# Problem details
Filter the lines below, copying only those with the string "this".
==== Dataset records
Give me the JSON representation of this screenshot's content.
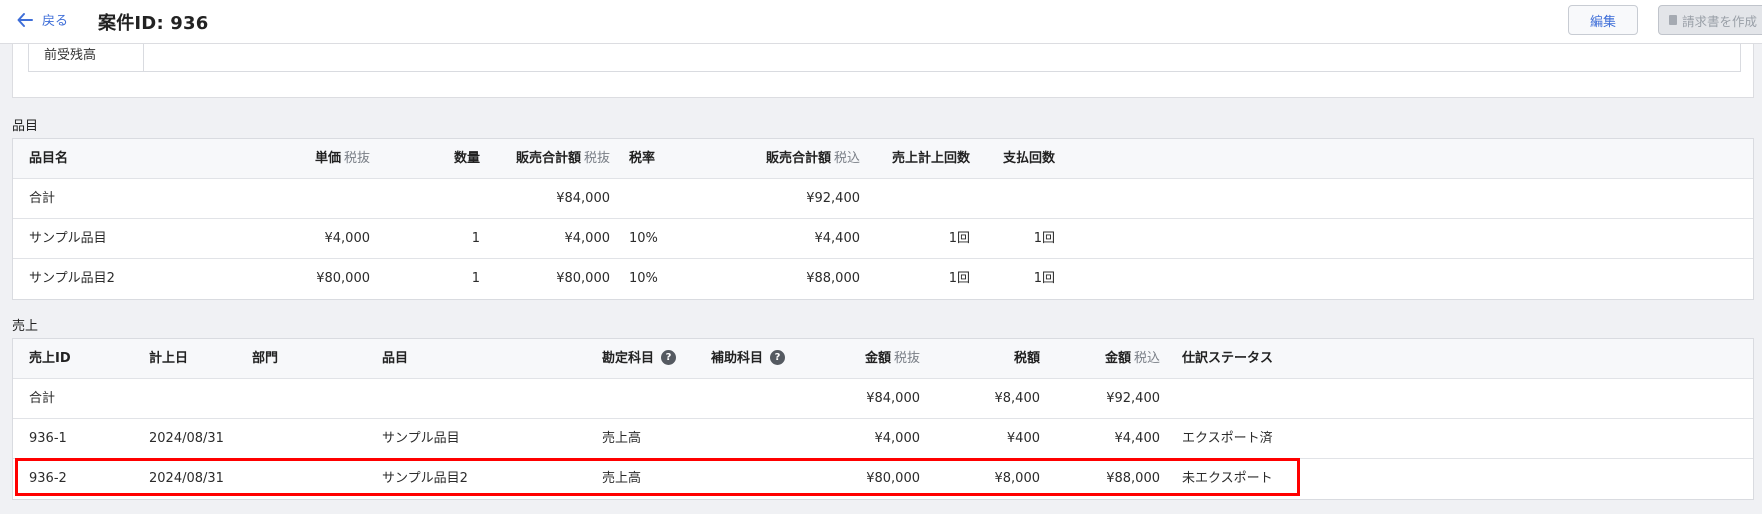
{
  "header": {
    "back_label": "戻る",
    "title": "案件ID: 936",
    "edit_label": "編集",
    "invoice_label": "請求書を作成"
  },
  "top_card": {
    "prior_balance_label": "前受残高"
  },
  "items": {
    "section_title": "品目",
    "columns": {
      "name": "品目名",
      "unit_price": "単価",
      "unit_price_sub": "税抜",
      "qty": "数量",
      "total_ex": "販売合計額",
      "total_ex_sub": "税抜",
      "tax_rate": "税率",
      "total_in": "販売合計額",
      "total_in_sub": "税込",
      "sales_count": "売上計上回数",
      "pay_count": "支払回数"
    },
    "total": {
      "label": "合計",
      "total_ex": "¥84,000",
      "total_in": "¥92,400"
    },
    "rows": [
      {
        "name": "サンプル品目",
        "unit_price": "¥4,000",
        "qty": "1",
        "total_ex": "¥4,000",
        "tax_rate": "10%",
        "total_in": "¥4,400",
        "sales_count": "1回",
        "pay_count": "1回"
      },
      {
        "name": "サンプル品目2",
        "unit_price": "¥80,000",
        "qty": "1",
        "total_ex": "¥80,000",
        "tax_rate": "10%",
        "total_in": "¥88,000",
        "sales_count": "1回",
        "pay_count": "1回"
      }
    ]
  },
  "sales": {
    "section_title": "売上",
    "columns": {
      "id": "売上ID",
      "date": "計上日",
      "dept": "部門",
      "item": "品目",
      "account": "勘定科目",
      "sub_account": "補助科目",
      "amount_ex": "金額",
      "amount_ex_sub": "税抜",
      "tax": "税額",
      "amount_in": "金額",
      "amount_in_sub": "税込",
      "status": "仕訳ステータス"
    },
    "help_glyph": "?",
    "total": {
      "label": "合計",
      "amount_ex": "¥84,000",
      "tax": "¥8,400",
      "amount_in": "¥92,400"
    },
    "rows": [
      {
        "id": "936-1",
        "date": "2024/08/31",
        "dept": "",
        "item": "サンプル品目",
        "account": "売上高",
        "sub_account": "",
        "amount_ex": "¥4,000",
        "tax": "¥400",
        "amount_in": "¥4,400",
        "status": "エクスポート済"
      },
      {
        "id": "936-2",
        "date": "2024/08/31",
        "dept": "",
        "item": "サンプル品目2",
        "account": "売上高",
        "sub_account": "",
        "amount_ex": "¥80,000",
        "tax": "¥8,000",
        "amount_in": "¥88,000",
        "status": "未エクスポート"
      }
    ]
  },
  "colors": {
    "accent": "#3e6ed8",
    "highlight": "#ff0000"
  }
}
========
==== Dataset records
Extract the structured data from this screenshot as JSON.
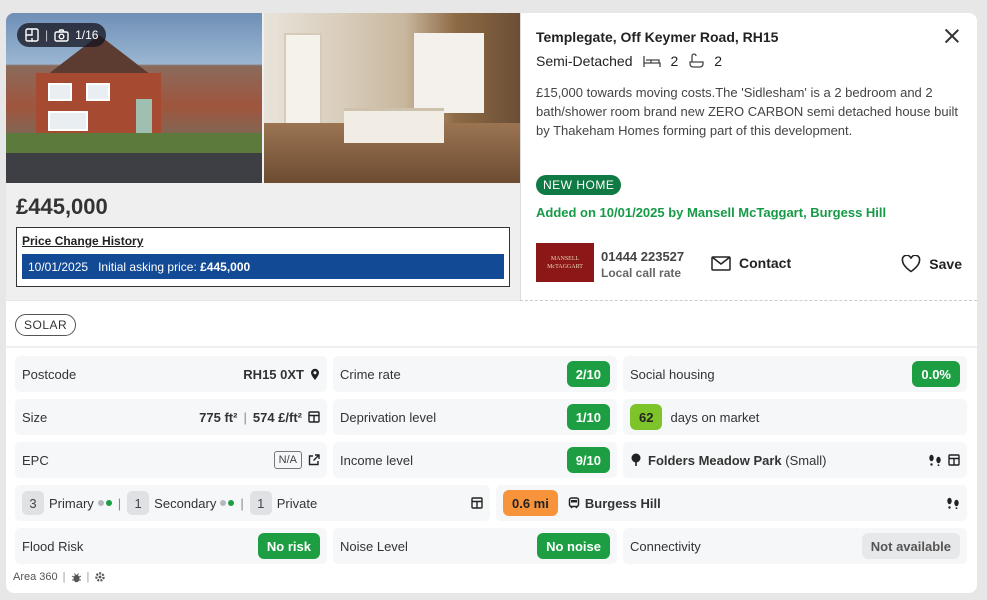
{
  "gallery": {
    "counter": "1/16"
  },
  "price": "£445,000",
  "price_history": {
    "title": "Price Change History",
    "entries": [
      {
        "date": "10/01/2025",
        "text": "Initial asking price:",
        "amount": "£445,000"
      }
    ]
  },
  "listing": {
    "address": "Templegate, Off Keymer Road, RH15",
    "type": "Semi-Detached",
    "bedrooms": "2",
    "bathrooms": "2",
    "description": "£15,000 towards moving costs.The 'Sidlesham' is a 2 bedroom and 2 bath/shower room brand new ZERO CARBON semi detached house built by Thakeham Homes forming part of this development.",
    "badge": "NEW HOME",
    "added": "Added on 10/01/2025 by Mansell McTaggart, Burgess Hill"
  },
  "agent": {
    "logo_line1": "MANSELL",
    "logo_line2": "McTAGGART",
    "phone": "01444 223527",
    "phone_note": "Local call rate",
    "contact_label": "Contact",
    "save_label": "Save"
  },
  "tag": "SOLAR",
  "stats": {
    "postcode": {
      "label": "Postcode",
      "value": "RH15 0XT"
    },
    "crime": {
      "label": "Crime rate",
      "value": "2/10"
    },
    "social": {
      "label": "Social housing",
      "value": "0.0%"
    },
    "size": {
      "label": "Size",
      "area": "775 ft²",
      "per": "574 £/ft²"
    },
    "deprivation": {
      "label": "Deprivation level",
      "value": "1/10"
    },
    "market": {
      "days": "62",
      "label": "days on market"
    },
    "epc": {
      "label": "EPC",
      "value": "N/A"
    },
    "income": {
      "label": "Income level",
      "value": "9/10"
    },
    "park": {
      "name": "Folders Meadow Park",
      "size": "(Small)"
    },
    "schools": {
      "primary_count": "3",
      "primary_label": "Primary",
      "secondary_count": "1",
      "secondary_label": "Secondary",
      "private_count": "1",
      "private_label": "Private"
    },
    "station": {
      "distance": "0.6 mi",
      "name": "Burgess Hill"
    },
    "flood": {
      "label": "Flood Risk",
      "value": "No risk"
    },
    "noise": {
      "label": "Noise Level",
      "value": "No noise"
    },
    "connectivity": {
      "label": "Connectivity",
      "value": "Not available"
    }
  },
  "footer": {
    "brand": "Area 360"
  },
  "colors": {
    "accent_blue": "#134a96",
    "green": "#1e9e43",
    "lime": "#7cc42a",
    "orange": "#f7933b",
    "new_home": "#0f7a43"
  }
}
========
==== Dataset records
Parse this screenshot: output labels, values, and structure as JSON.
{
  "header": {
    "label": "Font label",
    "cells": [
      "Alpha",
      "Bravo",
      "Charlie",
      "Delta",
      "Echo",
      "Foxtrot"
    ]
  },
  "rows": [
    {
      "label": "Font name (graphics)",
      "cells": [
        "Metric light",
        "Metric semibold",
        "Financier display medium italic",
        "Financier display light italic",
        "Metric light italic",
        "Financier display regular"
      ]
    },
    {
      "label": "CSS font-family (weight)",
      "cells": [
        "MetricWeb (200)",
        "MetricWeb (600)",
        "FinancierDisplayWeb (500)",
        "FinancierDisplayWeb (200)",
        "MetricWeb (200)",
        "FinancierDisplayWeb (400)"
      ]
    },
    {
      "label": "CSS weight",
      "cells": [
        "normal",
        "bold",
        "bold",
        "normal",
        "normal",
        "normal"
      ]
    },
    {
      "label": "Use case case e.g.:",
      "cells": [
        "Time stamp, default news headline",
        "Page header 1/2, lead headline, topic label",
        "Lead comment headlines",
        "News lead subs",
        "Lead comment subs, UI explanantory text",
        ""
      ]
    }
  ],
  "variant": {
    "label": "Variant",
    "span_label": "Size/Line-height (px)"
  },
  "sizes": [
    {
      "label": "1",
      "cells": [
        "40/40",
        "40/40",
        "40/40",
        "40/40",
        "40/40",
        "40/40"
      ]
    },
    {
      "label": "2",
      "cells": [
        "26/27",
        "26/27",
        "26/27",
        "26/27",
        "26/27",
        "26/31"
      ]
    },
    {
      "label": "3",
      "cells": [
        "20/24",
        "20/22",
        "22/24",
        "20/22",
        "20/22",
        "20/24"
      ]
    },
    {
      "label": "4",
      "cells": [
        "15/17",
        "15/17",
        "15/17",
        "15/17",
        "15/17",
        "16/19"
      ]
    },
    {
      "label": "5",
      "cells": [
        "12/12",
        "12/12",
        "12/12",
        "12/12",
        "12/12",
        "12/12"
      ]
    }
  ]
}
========
# Exercise answer
Give me the JSON representation of this screenshot's content.
Extract the structured data from this screenshot as JSON.
    "description": "£15,000 towards moving costs.The 'Sidlesham' is a 2 bedroom and 2 bath/shower room brand new ZERO CARBON semi detached house built by Thakeham Homes forming part of this development.",
Parse this screenshot: output labels, values, and structure as JSON.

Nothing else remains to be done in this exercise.